MS is an immune-mediated disease that is diagnosed with a variety of clinical, laboratory and electrophysiological tests. According to standard guidelines called the McDonald criteria, there must be evidence that more than one neurological attack has occurred over time and in a different part of the nervous system. Often a person experiences a single neurological attack, and if there is other suggestive evidence such as brain MRI lesions, this condition is called clinically isolated syndrome (CIS). A person with CIS may never experience any other episodes, or he or she may eventually develop clinically definite MS. Being able to predict who is likely to develop definite MS would allow for earlier treatment and hopefully a better outcome.

In 2003 an article by Dr. Thomas Berger and others, published in theNew England Journal of Medicine, claimed that antibodies detected in the serum of patients who had CIS could predict the transition to clinically definite MS. The Berger study involved 103 patients, and identified predictive antibodies against two proteins in myelin -- MOG and MBP. (Myelin, a nerve-insulating sheath, is a main target of the immune attack in MS.) Although some laboratories began offering to test for these myelin antibodies, most MS clinicians did not alter their practice or use such tests to offer prognoses to people with CIS.

The Kuhle study is the first large-scale investigation that refutes the study by Dr. Berger and co-authors. The group took advantage of a large clinical trial testing the ability of Betaseron (interferon beta-1b) to delay or prevent the onset of definite MS in 462 patients with CIS. Following methods similar to those used by the Berger group, they were unable to find any association between the presence of anti-MOG or anti-MBP antibodies and the progression to definite MS or to a diagnosis of MS.

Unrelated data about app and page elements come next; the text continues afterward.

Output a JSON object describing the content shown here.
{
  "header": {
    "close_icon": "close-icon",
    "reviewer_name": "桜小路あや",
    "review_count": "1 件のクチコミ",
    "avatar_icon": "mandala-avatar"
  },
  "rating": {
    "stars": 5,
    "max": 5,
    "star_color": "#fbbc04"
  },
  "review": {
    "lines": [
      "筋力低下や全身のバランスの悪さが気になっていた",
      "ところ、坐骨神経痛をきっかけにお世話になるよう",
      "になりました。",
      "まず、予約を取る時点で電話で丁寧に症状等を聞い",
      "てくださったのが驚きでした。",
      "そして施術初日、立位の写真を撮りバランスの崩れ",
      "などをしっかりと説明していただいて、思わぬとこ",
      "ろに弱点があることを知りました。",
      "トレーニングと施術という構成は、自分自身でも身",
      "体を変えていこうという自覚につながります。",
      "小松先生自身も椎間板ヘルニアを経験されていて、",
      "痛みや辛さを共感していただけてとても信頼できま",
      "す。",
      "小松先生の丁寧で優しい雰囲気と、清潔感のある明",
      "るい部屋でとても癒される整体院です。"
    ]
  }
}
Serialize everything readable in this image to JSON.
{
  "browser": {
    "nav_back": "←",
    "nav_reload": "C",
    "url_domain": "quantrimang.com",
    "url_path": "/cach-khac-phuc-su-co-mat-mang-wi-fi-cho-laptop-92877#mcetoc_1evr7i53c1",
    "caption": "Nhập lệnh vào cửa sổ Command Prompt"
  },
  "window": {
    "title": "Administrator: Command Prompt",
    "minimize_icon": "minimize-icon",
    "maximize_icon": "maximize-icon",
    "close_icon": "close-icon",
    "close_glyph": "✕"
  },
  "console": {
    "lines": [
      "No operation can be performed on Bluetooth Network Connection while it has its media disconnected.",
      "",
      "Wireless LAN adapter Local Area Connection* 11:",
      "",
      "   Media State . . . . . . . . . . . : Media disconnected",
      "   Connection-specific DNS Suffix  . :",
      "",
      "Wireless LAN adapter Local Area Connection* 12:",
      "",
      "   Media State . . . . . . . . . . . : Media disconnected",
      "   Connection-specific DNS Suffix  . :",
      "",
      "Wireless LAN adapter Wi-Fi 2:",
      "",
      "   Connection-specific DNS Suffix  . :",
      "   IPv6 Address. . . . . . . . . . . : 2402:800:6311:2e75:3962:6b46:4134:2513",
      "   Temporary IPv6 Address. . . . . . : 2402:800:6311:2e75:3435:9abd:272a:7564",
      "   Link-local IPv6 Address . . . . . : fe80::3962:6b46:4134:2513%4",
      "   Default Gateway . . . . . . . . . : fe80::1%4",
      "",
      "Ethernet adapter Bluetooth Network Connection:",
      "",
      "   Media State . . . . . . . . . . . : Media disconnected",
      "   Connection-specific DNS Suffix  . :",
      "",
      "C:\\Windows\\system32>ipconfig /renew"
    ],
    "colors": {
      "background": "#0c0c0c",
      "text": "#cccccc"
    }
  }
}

The search for serum antibodies or other such “biomarkers” that may help diagnose or predict MS is a significant and important endeavor being conducted by collaborating scientists in the U.S., Canada and Europe.

-- Research and Clinical Programs Department